RE: I was going to move to Berlin to open a place for Paco and came home to sort things out. But delays happened and so I accepted a two-day stage at Alinea that became a job, which I held for about a year and a half. But I realized I’d cooked all this modern European food and now was at the cutting edge at Alinea, but I’d never gone to culinary school or got a background in the classics. I wanted that classic French regimen, so I went to New York and did about five stages around town, but really fell in love with Thomas Keller’s Per Se, where I stayed for four years. Then I opened Grant Achatz’s Aviary in New York and eventually came back and ran Roister and then here.
VW: Quite the resume. What’s your vision for Verve Wine +Provisions, where the model isn’t exactly Grant Achatz and Thomas Keller?
RE: I’m going to draw from all of my background, but also from all the home cooking I’ve been doing over the last year, which has been truly inspirational. This is, at its heart, a neighborhood restaurant, so I’ll forgo some of those finicky knife cuts, over-manipulation, and fussiness. Here, the idea is if you come in three times in one week, you can have three different experiences. One night maybe you just want a glass of wine and some olives. The next night maybe you want an intimate dinner with your significant other and a nice bottle. And the third night you’ve got a business meeting and you need a private room and go crazy on your expense account with crazy bottles, truffles, and caviar. We’re prepared for all of it.
VW: What are some ideas that have come out of your home kitchen?
RE: The Caesar Tapenade on artichokes is something I started thinking about at the beginning of the pandemic. My wife was pregnant at the time and I was doing a lot of home cooking. I always loved artichokes, and had a weird obsession with caesar salad, which kind of started at Per Se and the dressing for staff meals. It was very important there — if your Caesar was good you were a hero, but if it wasn’t up to snuff, they’d have a problem with you. So it was a play with those flavors and the artichokes were inspired by Roman-style artichokes which are poached in oil.
VW: Tell us your thoughts on sourcing.
RE: Super important. A chef can’t make great food without great product. We have great relationships with a number of farms out here, and I want to grow that. I maintain some older relationships: like, say, Elysian Fields in Pennsylvania, which raises some of the greatest lamb in the world. I got to know them through Thomas Keller when I was a butcher at Per Se. But we’re developing a relationship with a farm here in Illinois that does work of a similar quality.
The closer to home we can get the happier I am, as the idea of sustainability is important to me. The more I witness the wastefulness of the restaurant industry the more I want to make sure we’re really doing our part. Being conscientious about what we use, how we use it, and how much of it we can put to use. With beef, for instance, I want to make sure every bit is used for something—rendering the fat to cook with, grinding the trimmings. Everything will be thought about, down to vegetables.

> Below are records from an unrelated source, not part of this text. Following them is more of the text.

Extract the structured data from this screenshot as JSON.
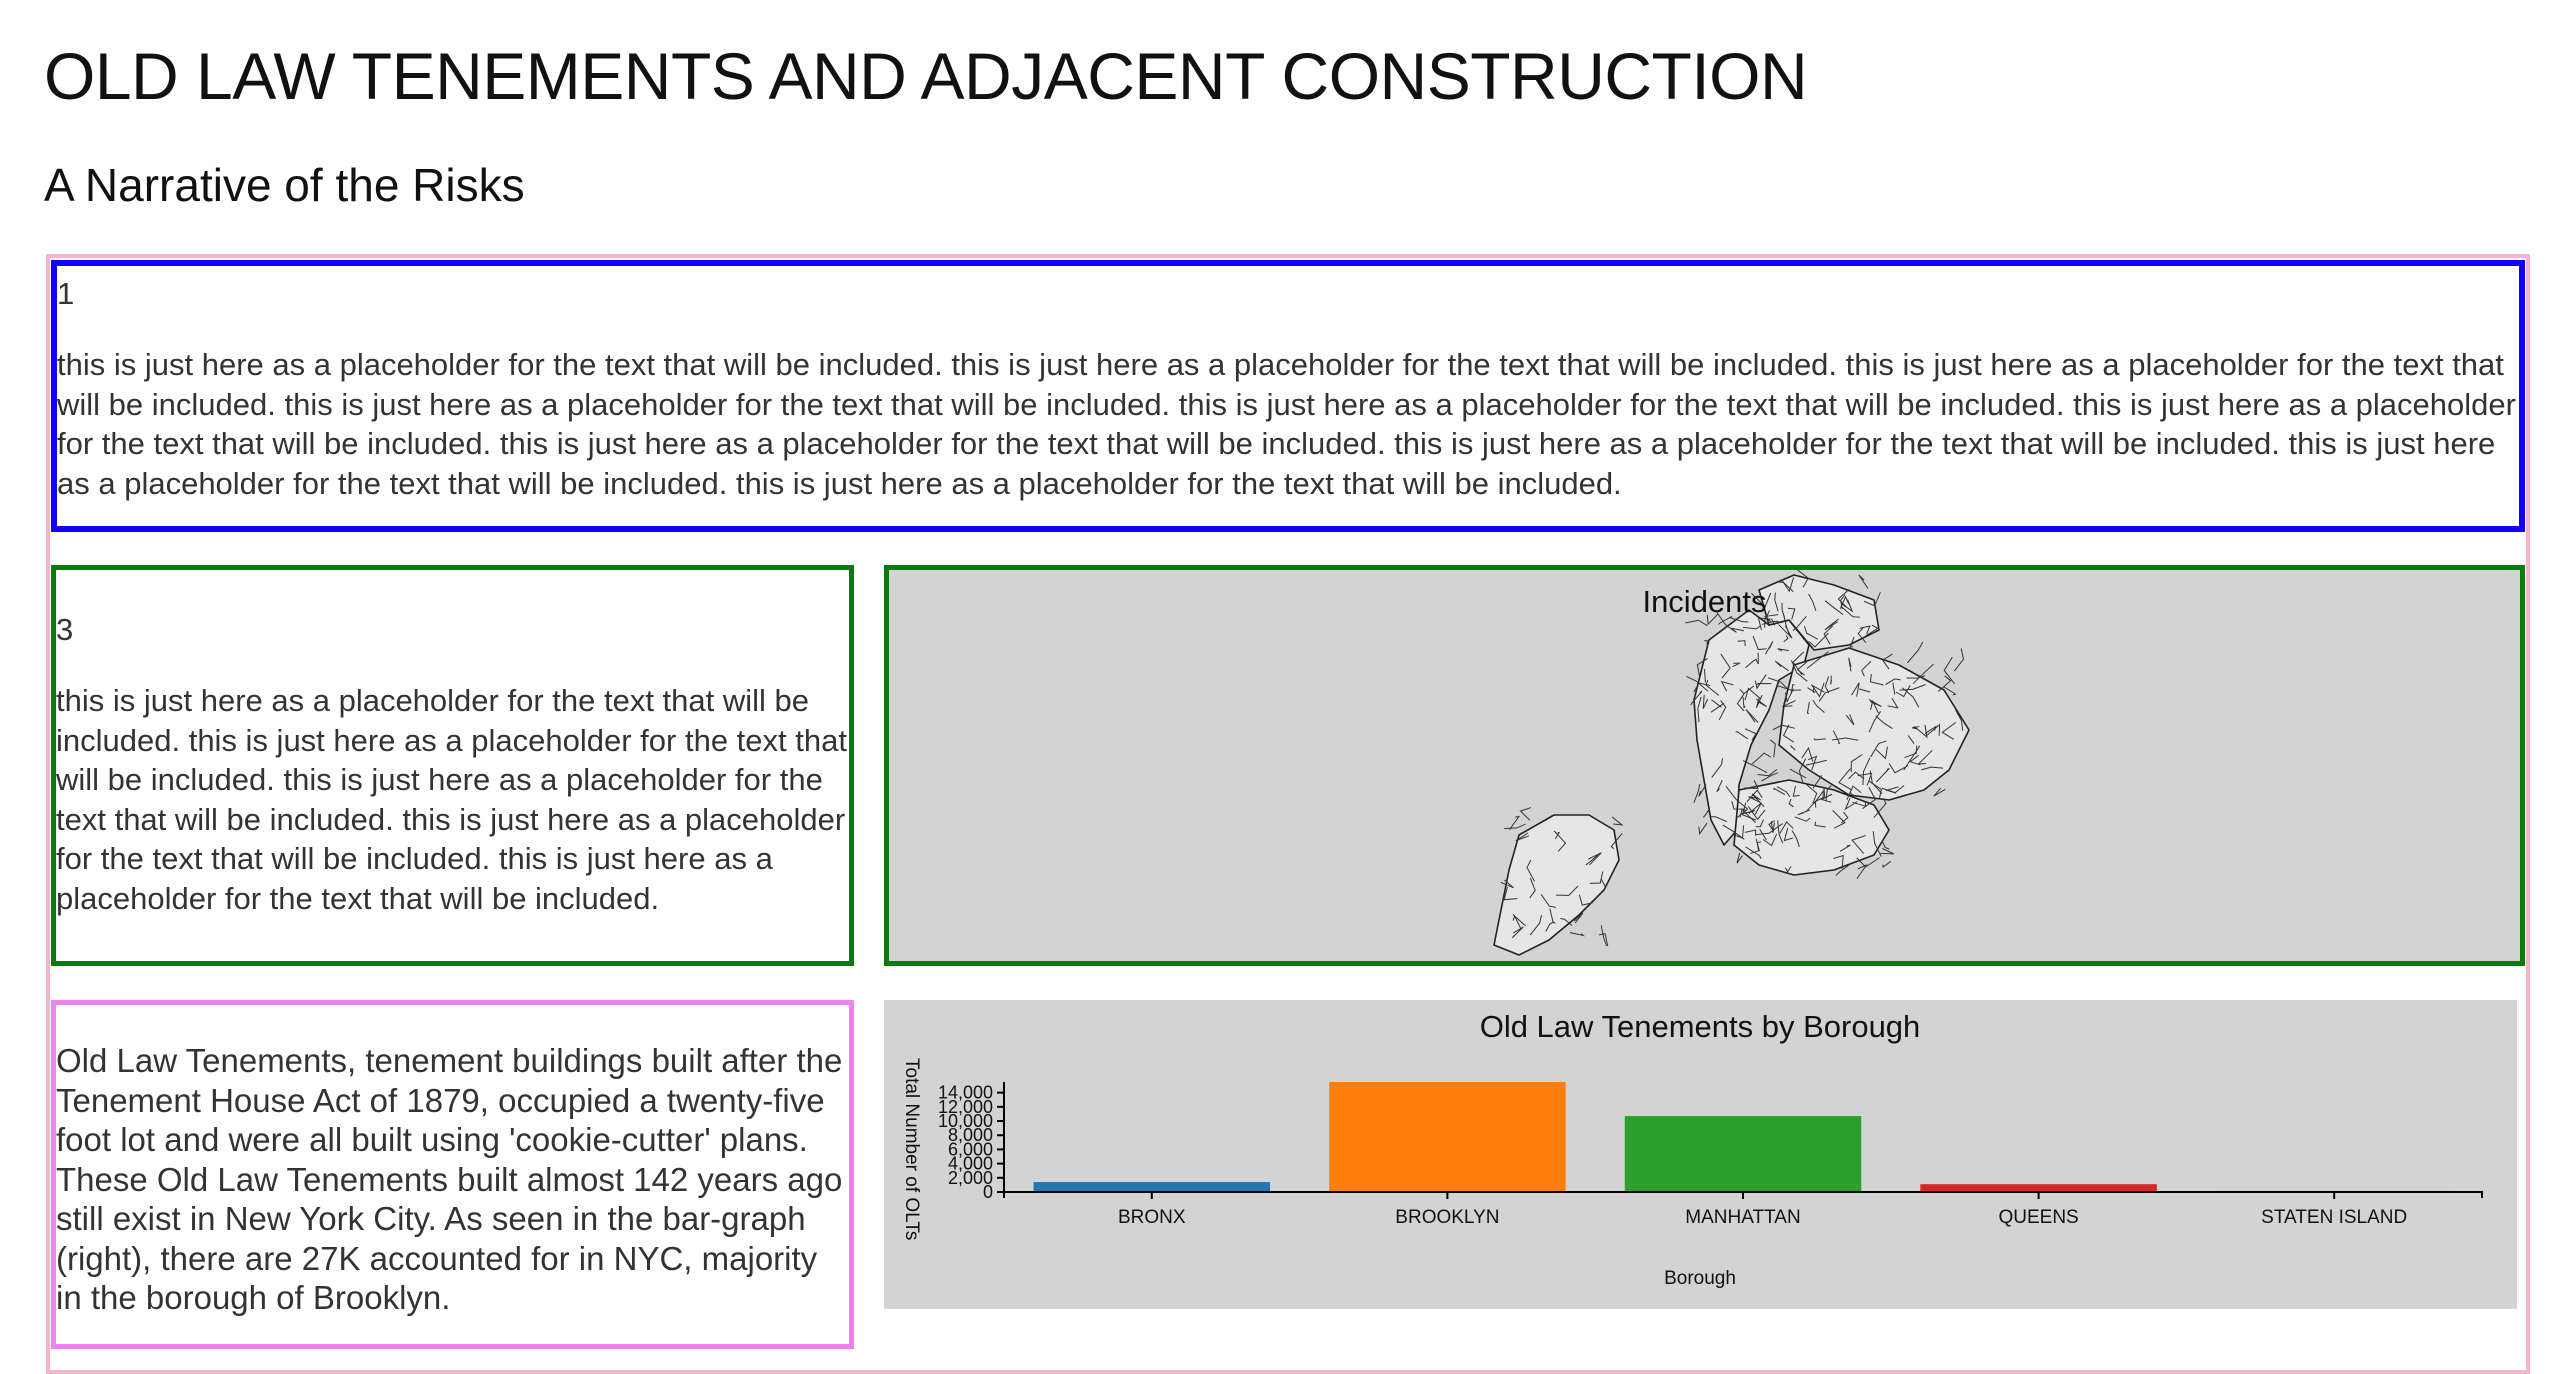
{
  "header": {
    "title": "OLD LAW TENEMENTS AND ADJACENT CONSTRUCTION",
    "subtitle": "A Narrative of the Risks"
  },
  "colors": {
    "panel1_border": "#1400ff",
    "panel3_border": "#0b7a0b",
    "map_border": "#0b7a0b",
    "olt_border": "#ee82ee",
    "outer_border": "#f7b6cf",
    "chart_bg": "#d3d3d3"
  },
  "panels": {
    "p1": {
      "number": "1",
      "text": "this is just here as a placeholder for the text that will be included. this is just here as a placeholder for the text that will be included. this is just here as a placeholder for the text that will be included. this is just here as a placeholder for the text that will be included. this is just here as a placeholder for the text that will be included. this is just here as a placeholder for the text that will be included. this is just here as a placeholder for the text that will be included. this is just here as a placeholder for the text that will be included. this is just here as a placeholder for the text that will be included. this is just here as a placeholder for the text that will be included."
    },
    "p3": {
      "number": "3",
      "text": "this is just here as a placeholder for the text that will be included. this is just here as a placeholder for the text that will be included. this is just here as a placeholder for the text that will be included. this is just here as a placeholder for the text that will be included. this is just here as a placeholder for the text that will be included."
    },
    "olt": {
      "text": "Old Law Tenements, tenement buildings built after the Tenement House Act of 1879, occupied a twenty-five foot lot and were all built using 'cookie-cutter' plans. These Old Law Tenements built almost 142 years ago still exist in New York City. As seen in the bar-graph (right), there are 27K accounted for in NYC, majority in the borough of Brooklyn."
    }
  },
  "map": {
    "title": "Incidents"
  },
  "chart_data": {
    "type": "bar",
    "title": "Old Law Tenements by Borough",
    "xlabel": "Borough",
    "ylabel": "Total Number of OLTs",
    "categories": [
      "BRONX",
      "BROOKLYN",
      "MANHATTAN",
      "QUEENS",
      "STATEN ISLAND"
    ],
    "values": [
      1400,
      15500,
      10700,
      1100,
      150
    ],
    "colors": [
      "#1f77b4",
      "#ff7f0e",
      "#2ca02c",
      "#d62728",
      "#9467bd"
    ],
    "ylim": [
      0,
      15500
    ],
    "yticks": [
      "0",
      "2,000",
      "4,000",
      "6,000",
      "8,000",
      "10,000",
      "12,000",
      "14,000"
    ],
    "grid": false,
    "legend": "none"
  }
}
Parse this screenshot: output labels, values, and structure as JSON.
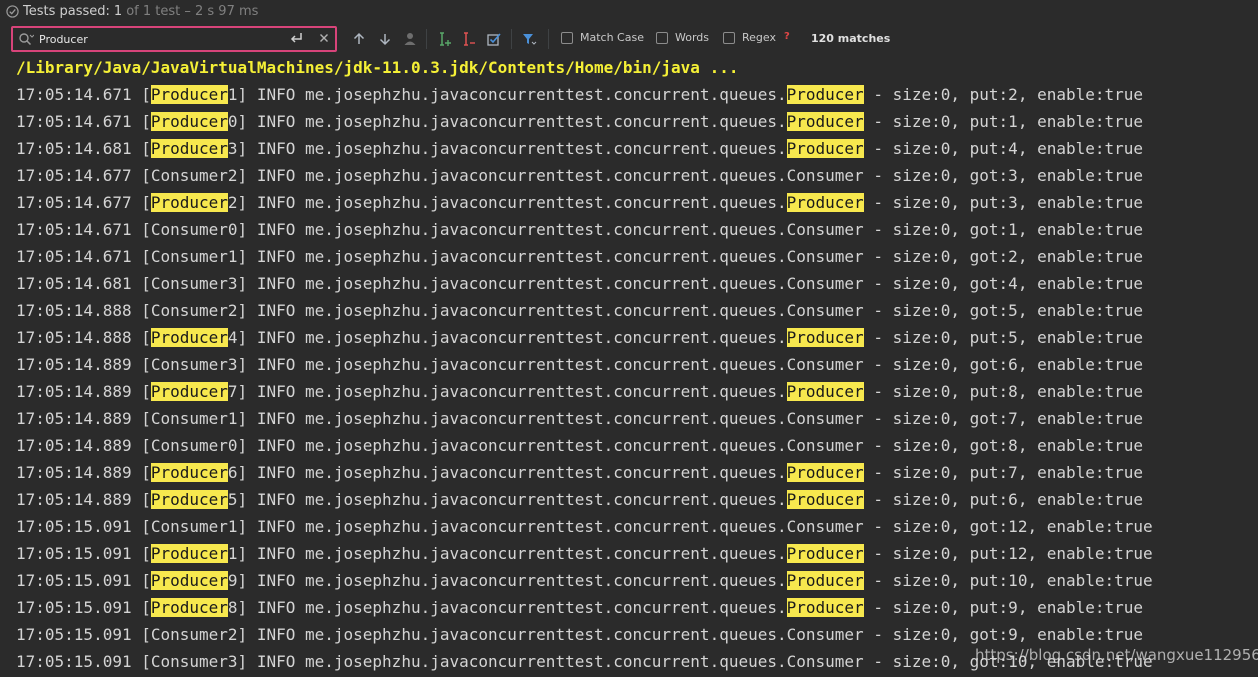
{
  "status": {
    "passed_label": "Tests passed:",
    "count": "1",
    "rest": "of 1 test – 2 s 97 ms"
  },
  "search": {
    "value": "Producer",
    "options": {
      "match_case": "Match Case",
      "words": "Words",
      "regex": "Regex",
      "regex_help": "?"
    },
    "matches": "120 matches"
  },
  "console": {
    "command": "/Library/Java/JavaVirtualMachines/jdk-11.0.3.jdk/Contents/Home/bin/java ...",
    "highlight_term": "Producer",
    "lines": [
      "17:05:14.671 [Producer1] INFO me.josephzhu.javaconcurrenttest.concurrent.queues.Producer - size:0, put:2, enable:true",
      "17:05:14.671 [Producer0] INFO me.josephzhu.javaconcurrenttest.concurrent.queues.Producer - size:0, put:1, enable:true",
      "17:05:14.681 [Producer3] INFO me.josephzhu.javaconcurrenttest.concurrent.queues.Producer - size:0, put:4, enable:true",
      "17:05:14.677 [Consumer2] INFO me.josephzhu.javaconcurrenttest.concurrent.queues.Consumer - size:0, got:3, enable:true",
      "17:05:14.677 [Producer2] INFO me.josephzhu.javaconcurrenttest.concurrent.queues.Producer - size:0, put:3, enable:true",
      "17:05:14.671 [Consumer0] INFO me.josephzhu.javaconcurrenttest.concurrent.queues.Consumer - size:0, got:1, enable:true",
      "17:05:14.671 [Consumer1] INFO me.josephzhu.javaconcurrenttest.concurrent.queues.Consumer - size:0, got:2, enable:true",
      "17:05:14.681 [Consumer3] INFO me.josephzhu.javaconcurrenttest.concurrent.queues.Consumer - size:0, got:4, enable:true",
      "17:05:14.888 [Consumer2] INFO me.josephzhu.javaconcurrenttest.concurrent.queues.Consumer - size:0, got:5, enable:true",
      "17:05:14.888 [Producer4] INFO me.josephzhu.javaconcurrenttest.concurrent.queues.Producer - size:0, put:5, enable:true",
      "17:05:14.889 [Consumer3] INFO me.josephzhu.javaconcurrenttest.concurrent.queues.Consumer - size:0, got:6, enable:true",
      "17:05:14.889 [Producer7] INFO me.josephzhu.javaconcurrenttest.concurrent.queues.Producer - size:0, put:8, enable:true",
      "17:05:14.889 [Consumer1] INFO me.josephzhu.javaconcurrenttest.concurrent.queues.Consumer - size:0, got:7, enable:true",
      "17:05:14.889 [Consumer0] INFO me.josephzhu.javaconcurrenttest.concurrent.queues.Consumer - size:0, got:8, enable:true",
      "17:05:14.889 [Producer6] INFO me.josephzhu.javaconcurrenttest.concurrent.queues.Producer - size:0, put:7, enable:true",
      "17:05:14.889 [Producer5] INFO me.josephzhu.javaconcurrenttest.concurrent.queues.Producer - size:0, put:6, enable:true",
      "17:05:15.091 [Consumer1] INFO me.josephzhu.javaconcurrenttest.concurrent.queues.Consumer - size:0, got:12, enable:true",
      "17:05:15.091 [Producer1] INFO me.josephzhu.javaconcurrenttest.concurrent.queues.Producer - size:0, put:12, enable:true",
      "17:05:15.091 [Producer9] INFO me.josephzhu.javaconcurrenttest.concurrent.queues.Producer - size:0, put:10, enable:true",
      "17:05:15.091 [Producer8] INFO me.josephzhu.javaconcurrenttest.concurrent.queues.Producer - size:0, put:9, enable:true",
      "17:05:15.091 [Consumer2] INFO me.josephzhu.javaconcurrenttest.concurrent.queues.Consumer - size:0, got:9, enable:true",
      "17:05:15.091 [Consumer3] INFO me.josephzhu.javaconcurrenttest.concurrent.queues.Consumer - size:0, got:10, enable:true"
    ]
  },
  "watermark": "https://blog.csdn.net/wangxue112956",
  "colors": {
    "background": "#2b2b2b",
    "highlight": "#f7e84e",
    "command": "#f5f036",
    "search_border": "#d8447a",
    "accent_blue": "#4a90d9",
    "pass_green": "#59a869"
  }
}
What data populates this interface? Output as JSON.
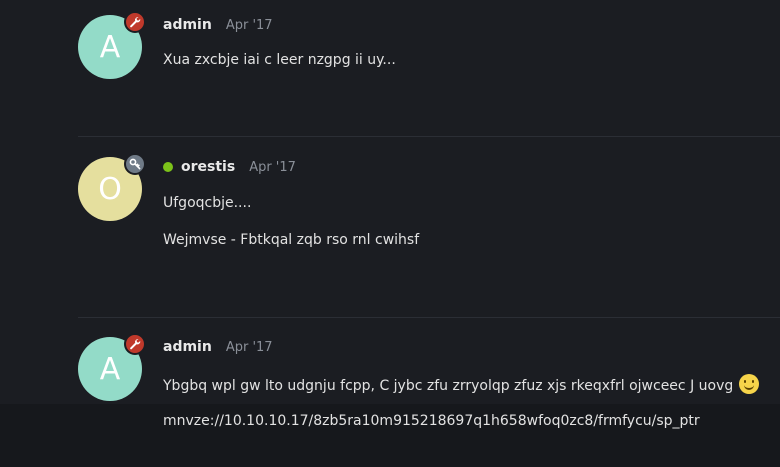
{
  "posts": [
    {
      "avatar_letter": "A",
      "avatar_color": "#93dbc8",
      "badge_icon": "wrench-icon",
      "badge_color": "#c0392b",
      "username": "admin",
      "online": false,
      "date": "Apr '17",
      "paragraphs": [
        "Xua zxcbje iai c leer nzgpg ii uy..."
      ]
    },
    {
      "avatar_letter": "O",
      "avatar_color": "#e5df9e",
      "badge_icon": "key-icon",
      "badge_color": "#6f7a87",
      "username": "orestis",
      "online": true,
      "date": "Apr '17",
      "paragraphs": [
        "Ufgoqcbje....",
        "Wejmvse - Fbtkqal zqb rso rnl cwihsf"
      ]
    },
    {
      "avatar_letter": "A",
      "avatar_color": "#93dbc8",
      "badge_icon": "wrench-icon",
      "badge_color": "#c0392b",
      "username": "admin",
      "online": false,
      "date": "Apr '17",
      "paragraphs": [
        "Ybgbq wpl gw lto udgnju fcpp, C jybc zfu zrryolqp zfuz xjs rkeqxfrl ojwceec J uovg",
        "mnvze://10.10.10.17/8zb5ra10m915218697q1h658wfoq0zc8/frmfycu/sp_ptr"
      ],
      "emoji": "slightly-smiling-face-icon"
    }
  ],
  "colors": {
    "background": "#1b1d22",
    "online": "#7cc21a",
    "muted": "#8a8f98"
  }
}
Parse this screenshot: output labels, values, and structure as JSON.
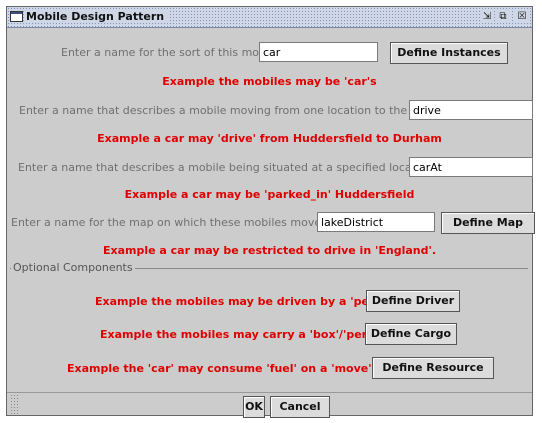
{
  "window": {
    "title": "Mobile Design Pattern",
    "controls": [
      "⇲",
      "⧉",
      "☒"
    ]
  },
  "sort": {
    "label": "Enter a name for the sort of this mobile",
    "value": "car",
    "button": "Define Instances",
    "example": "Example the mobiles may be 'car's"
  },
  "move": {
    "label": "Enter a name that describes a mobile moving from one location to the next",
    "value": "drive",
    "example": "Example a car may 'drive' from Huddersfield to Durham"
  },
  "situated": {
    "label": "Enter a name that describes a mobile being situated at a specified location",
    "value": "carAt",
    "example": "Example a car may be 'parked_in' Huddersfield"
  },
  "map": {
    "label": "Enter a name for the map on which these mobiles move.",
    "value": "lakeDistrict",
    "button": "Define Map",
    "example": "Example a car may be restricted to drive in 'England'."
  },
  "optional": {
    "title": "Optional Components",
    "driver": {
      "text": "Example the mobiles may be driven by a 'person'",
      "button": "Define Driver"
    },
    "cargo": {
      "text": "Example the mobiles may carry a 'box'/'person'",
      "button": "Define Cargo"
    },
    "resource": {
      "text": "Example the 'car' may consume 'fuel' on a 'move' action.",
      "button": "Define Resource"
    }
  },
  "footer": {
    "ok": "OK",
    "cancel": "Cancel"
  }
}
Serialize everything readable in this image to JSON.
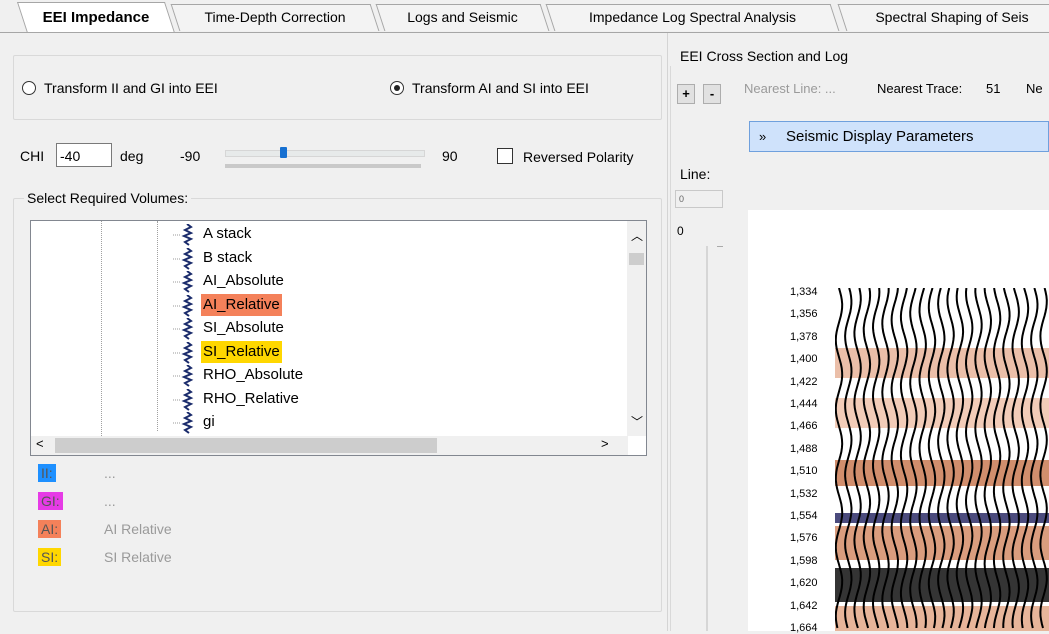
{
  "tabs": [
    {
      "label": "EEI Impedance",
      "active": true
    },
    {
      "label": "Time-Depth Correction"
    },
    {
      "label": "Logs and Seismic"
    },
    {
      "label": "Impedance Log Spectral Analysis"
    },
    {
      "label": "Spectral Shaping of Seis"
    }
  ],
  "transform": {
    "option1": "Transform II and GI into EEI",
    "option2": "Transform AI and SI into EEI",
    "selected": 2
  },
  "chi": {
    "label": "CHI",
    "value": "-40",
    "unit": "deg",
    "min": "-90",
    "max": "90",
    "slider_position_fraction": 0.28
  },
  "reversed_polarity": {
    "label": "Reversed Polarity",
    "checked": false
  },
  "volumes": {
    "title": "Select Required Volumes:",
    "items": [
      {
        "label": "A stack"
      },
      {
        "label": "B stack"
      },
      {
        "label": "AI_Absolute"
      },
      {
        "label": "AI_Relative",
        "highlight": "#f4815a"
      },
      {
        "label": "SI_Absolute"
      },
      {
        "label": "SI_Relative",
        "highlight": "#ffd700"
      },
      {
        "label": "RHO_Absolute"
      },
      {
        "label": "RHO_Relative"
      },
      {
        "label": "gi"
      }
    ]
  },
  "legend": [
    {
      "tag": "II:",
      "color": "#1e90ff",
      "value": "..."
    },
    {
      "tag": "GI:",
      "color": "#e63be6",
      "value": "..."
    },
    {
      "tag": "AI:",
      "color": "#f4815a",
      "value": "AI  Relative"
    },
    {
      "tag": "SI:",
      "color": "#ffd700",
      "value": "SI  Relative"
    }
  ],
  "right": {
    "group_title": "EEI Cross Section and Log",
    "plus": "+",
    "minus": "-",
    "nearest_line": "Nearest Line:  ...",
    "nearest_trace_label": "Nearest Trace:",
    "nearest_trace_value": "51",
    "nearest_cut": "Ne",
    "seis_button": "Seismic Display Parameters",
    "line_label": "Line:",
    "line_value": "0",
    "zero": "0",
    "y_ticks": [
      "1,334",
      "1,356",
      "1,378",
      "1,400",
      "1,422",
      "1,444",
      "1,466",
      "1,488",
      "1,510",
      "1,532",
      "1,554",
      "1,576",
      "1,598",
      "1,620",
      "1,642",
      "1,664"
    ]
  }
}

Can we use the peels of the carrots or the stems of the cauliflowers?
VW: What are your thoughts on wine?
RE: I love all wine, but I gravitate toward honest wines that are easy to drink. I want it to be fresh and enjoyable but don’t want to be fatiguing. I look for balance, good acidity, purity. Kind of like my food, where the idea is to balance the food with the acidity and richness so that it’s not too heavy — refined but also exciting and bright. In every dish, whether it’s mussels or the eggplant parmesan, it’s trying to find the balance then stripping away the bloat without sacrificing flavor or authenticity. It’s the same with wine.
Find out more about Verve Wine +Provisions, check out the menu, or make a reservation here